ASSIGNED TASK> The records below are to be restated word for word, with every picture left out.

EXCERPTED RECORDS>
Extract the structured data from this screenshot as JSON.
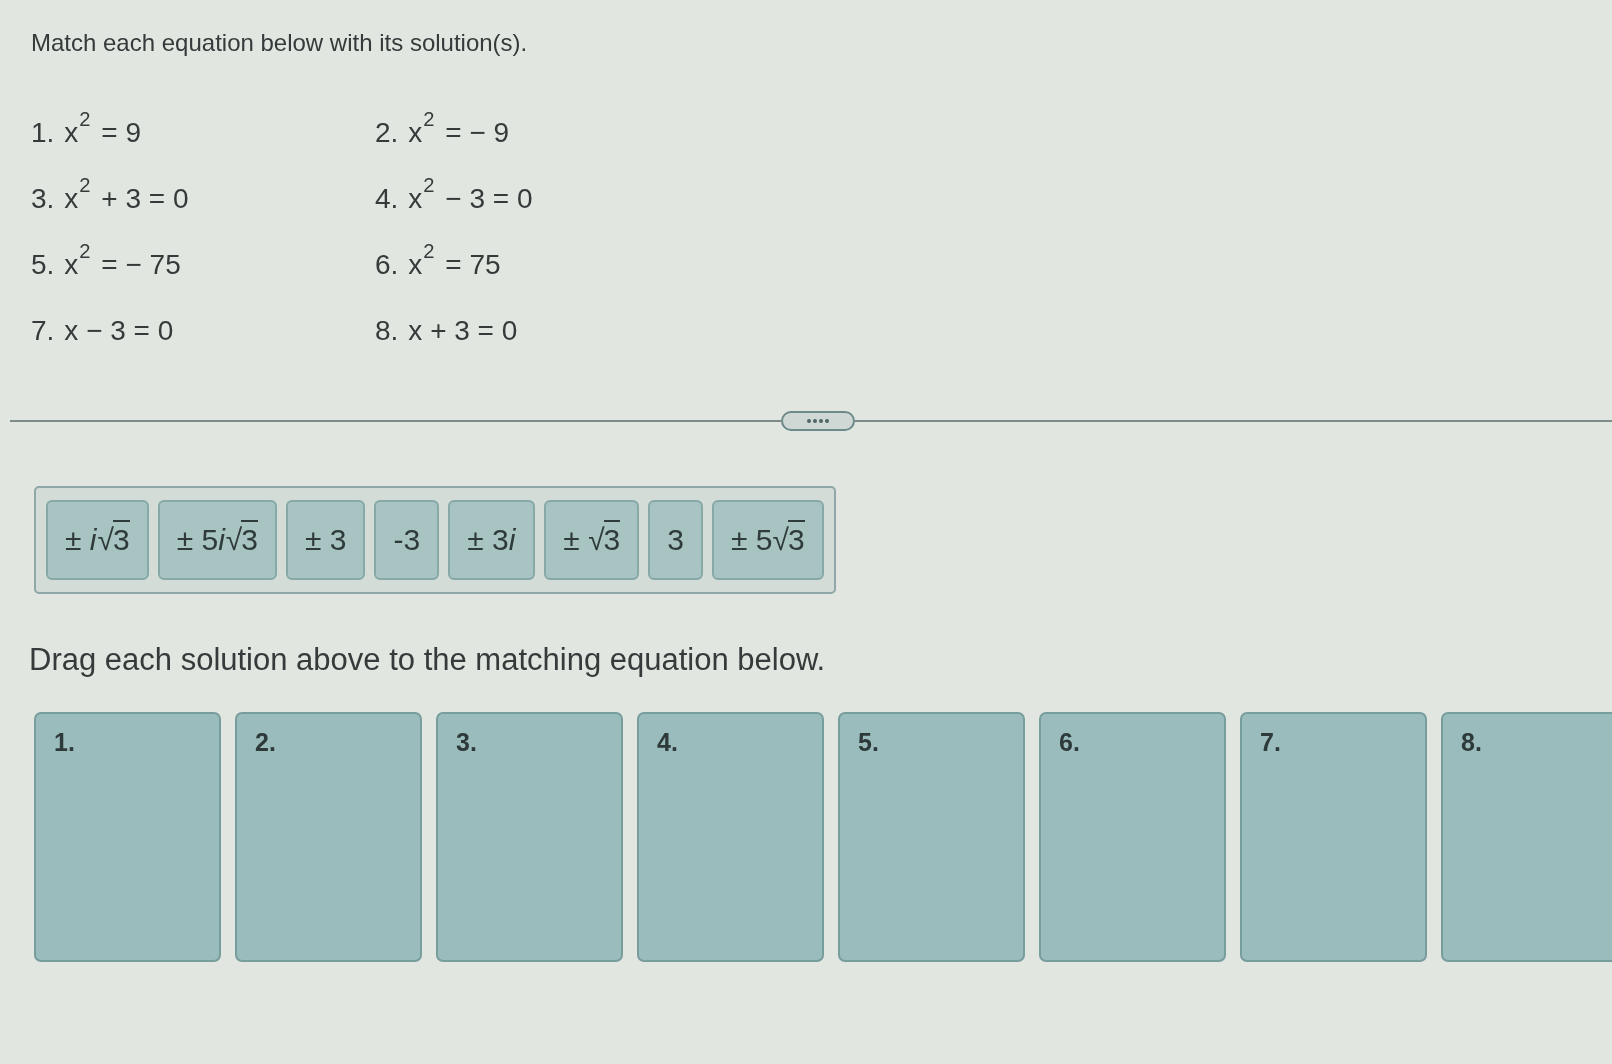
{
  "instructions": "Match each equation below with its solution(s).",
  "equations": [
    {
      "number": "1.",
      "equation": "x$^{2}$ = 9"
    },
    {
      "number": "2.",
      "equation": "x$^{2}$ = − 9"
    },
    {
      "number": "3.",
      "equation": "x$^{2}$ + 3 = 0"
    },
    {
      "number": "4.",
      "equation": "x$^{2}$ − 3 = 0"
    },
    {
      "number": "5.",
      "equation": "x$^{2}$ = − 75"
    },
    {
      "number": "6.",
      "equation": "x$^{2}$ = 75"
    },
    {
      "number": "7.",
      "equation": "x − 3 = 0"
    },
    {
      "number": "8.",
      "equation": "x + 3 = 0"
    }
  ],
  "solutions": [
    {
      "sign": "±",
      "imaginary_unit": "i",
      "radical": "√",
      "radicand": "3"
    },
    {
      "sign": "±",
      "coefficient": "5",
      "imaginary_unit": "i",
      "radical": "√",
      "radicand": "3"
    },
    {
      "sign": "±",
      "coefficient": "3"
    },
    {
      "coefficient": "-3"
    },
    {
      "sign": "±",
      "coefficient": "3",
      "imaginary_unit": "i"
    },
    {
      "sign": "±",
      "radical": "√",
      "radicand": "3"
    },
    {
      "coefficient": "3"
    },
    {
      "sign": "±",
      "coefficient": "5",
      "radical": "√",
      "radicand": "3"
    }
  ],
  "drag_instructions": "Drag each solution above to the matching equation below.",
  "drop_zones": [
    {
      "label": "1."
    },
    {
      "label": "2."
    },
    {
      "label": "3."
    },
    {
      "label": "4."
    },
    {
      "label": "5."
    },
    {
      "label": "6."
    },
    {
      "label": "7."
    },
    {
      "label": "8."
    }
  ]
}
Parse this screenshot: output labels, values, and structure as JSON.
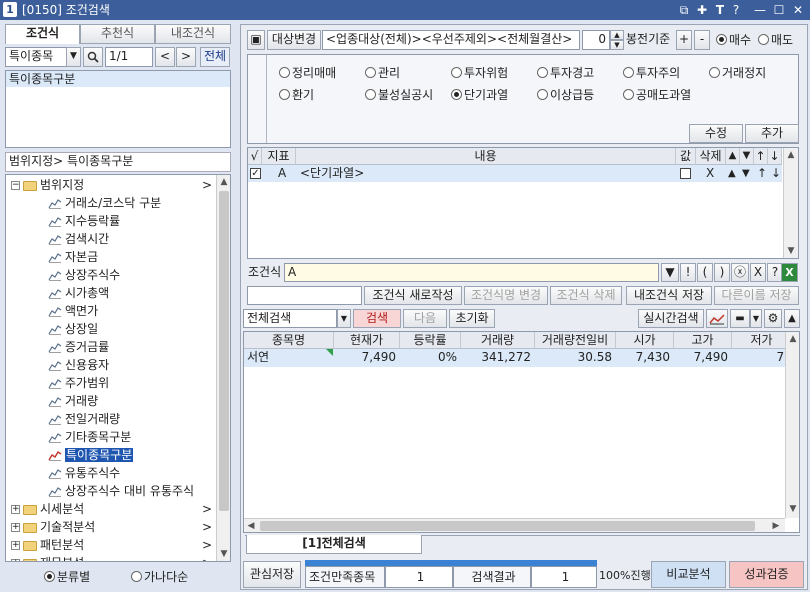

EXERCISE OUTPUT>
Extract the structured data from this screenshot as JSON.
{
  "instructions": "Match each equation below with its solution(s).",
  "equations": [
    {
      "number": "1.",
      "equation": "x$^{2}$ = 9"
    },
    {
      "number": "2.",
      "equation": "x$^{2}$ = − 9"
    },
    {
      "number": "3.",
      "equation": "x$^{2}$ + 3 = 0"
    },
    {
      "number": "4.",
      "equation": "x$^{2}$ − 3 = 0"
    },
    {
      "number": "5.",
      "equation": "x$^{2}$ = − 75"
    },
    {
      "number": "6.",
      "equation": "x$^{2}$ = 75"
    },
    {
      "number": "7.",
      "equation": "x − 3 = 0"
    },
    {
      "number": "8.",
      "equation": "x + 3 = 0"
    }
  ],
  "solutions": [
    {
      "sign": "±",
      "imaginary_unit": "i",
      "radical": "√",
      "radicand": "3"
    },
    {
      "sign": "±",
      "coefficient": "5",
      "imaginary_unit": "i",
      "radical": "√",
      "radicand": "3"
    },
    {
      "sign": "±",
      "coefficient": "3"
    },
    {
      "coefficient": "-3"
    },
    {
      "sign": "±",
      "coefficient": "3",
      "imaginary_unit": "i"
    },
    {
      "sign": "±",
      "radical": "√",
      "radicand": "3"
    },
    {
      "coefficient": "3"
    },
    {
      "sign": "±",
      "coefficient": "5",
      "radical": "√",
      "radicand": "3"
    }
  ],
  "drag_instructions": "Drag each solution above to the matching equation below.",
  "drop_zones": [
    {
      "label": "1."
    },
    {
      "label": "2."
    },
    {
      "label": "3."
    },
    {
      "label": "4."
    },
    {
      "label": "5."
    },
    {
      "label": "6."
    },
    {
      "label": "7."
    },
    {
      "label": "8."
    }
  ]
}
Parse this screenshot: output labels, values, and structure as JSON.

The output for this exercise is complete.